§ **EXERCISE DETAILS**: Look for the word "Date" in the entries and copy each line where it appears.

----- RECORDS SUPPLIED

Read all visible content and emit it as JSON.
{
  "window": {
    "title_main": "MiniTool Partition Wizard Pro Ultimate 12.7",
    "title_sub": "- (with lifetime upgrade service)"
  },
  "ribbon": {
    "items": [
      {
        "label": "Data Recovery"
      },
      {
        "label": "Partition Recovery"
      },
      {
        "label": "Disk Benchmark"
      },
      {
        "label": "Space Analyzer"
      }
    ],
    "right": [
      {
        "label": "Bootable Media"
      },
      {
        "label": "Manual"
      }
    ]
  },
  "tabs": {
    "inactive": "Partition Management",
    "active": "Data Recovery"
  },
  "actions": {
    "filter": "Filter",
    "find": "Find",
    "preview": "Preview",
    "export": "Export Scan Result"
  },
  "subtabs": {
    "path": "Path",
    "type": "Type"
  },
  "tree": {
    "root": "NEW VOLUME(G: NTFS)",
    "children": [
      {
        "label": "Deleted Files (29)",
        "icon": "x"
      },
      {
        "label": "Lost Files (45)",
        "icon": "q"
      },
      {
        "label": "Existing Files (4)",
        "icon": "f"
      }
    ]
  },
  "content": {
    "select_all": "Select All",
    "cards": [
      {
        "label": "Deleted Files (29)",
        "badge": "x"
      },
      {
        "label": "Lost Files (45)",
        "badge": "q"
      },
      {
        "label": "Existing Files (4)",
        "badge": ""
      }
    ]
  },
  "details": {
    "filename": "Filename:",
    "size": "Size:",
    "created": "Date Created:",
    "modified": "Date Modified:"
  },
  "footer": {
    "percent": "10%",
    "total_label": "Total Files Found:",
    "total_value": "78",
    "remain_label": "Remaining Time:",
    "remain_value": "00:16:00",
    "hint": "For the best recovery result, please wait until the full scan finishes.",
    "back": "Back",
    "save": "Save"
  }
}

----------

§ **SOLUTION TO THIS TASK**:
    "created": "Date Created:",
    "modified": "Date Modified:"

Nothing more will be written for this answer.